- **TO DO**: Would you copy all lines in the data that contain the word "Order"?

"""

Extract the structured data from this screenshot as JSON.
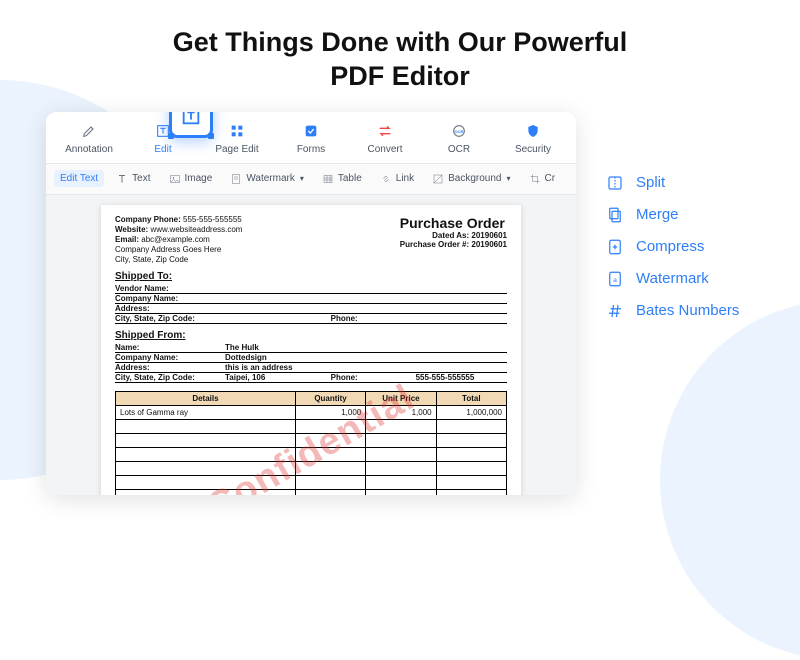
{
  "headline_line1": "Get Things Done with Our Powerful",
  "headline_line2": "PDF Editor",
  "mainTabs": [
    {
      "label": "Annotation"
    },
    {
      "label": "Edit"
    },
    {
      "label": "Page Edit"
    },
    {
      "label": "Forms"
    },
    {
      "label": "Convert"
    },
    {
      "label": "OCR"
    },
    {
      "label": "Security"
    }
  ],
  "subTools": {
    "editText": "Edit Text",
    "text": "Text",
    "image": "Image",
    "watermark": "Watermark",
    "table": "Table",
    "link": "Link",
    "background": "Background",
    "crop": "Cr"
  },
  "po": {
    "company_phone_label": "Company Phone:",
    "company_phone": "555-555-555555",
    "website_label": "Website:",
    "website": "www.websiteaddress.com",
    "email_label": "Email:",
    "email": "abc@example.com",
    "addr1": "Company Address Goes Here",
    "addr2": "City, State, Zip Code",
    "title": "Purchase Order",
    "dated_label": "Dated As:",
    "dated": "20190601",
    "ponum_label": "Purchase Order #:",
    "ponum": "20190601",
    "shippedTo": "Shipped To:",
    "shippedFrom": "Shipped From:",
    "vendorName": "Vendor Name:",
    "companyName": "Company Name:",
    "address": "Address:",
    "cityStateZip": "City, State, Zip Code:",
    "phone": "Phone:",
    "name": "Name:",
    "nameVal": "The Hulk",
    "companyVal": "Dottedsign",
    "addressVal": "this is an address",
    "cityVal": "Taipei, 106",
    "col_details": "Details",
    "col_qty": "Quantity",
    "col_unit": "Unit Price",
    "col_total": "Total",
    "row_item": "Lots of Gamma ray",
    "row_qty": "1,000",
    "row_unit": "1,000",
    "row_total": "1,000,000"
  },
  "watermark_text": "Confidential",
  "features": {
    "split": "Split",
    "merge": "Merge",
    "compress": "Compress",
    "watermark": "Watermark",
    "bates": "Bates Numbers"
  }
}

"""

- **RESPONSE FOR THIS EXERCISE**:
    "title": "Purchase Order",
    "ponum_label": "Purchase Order #:",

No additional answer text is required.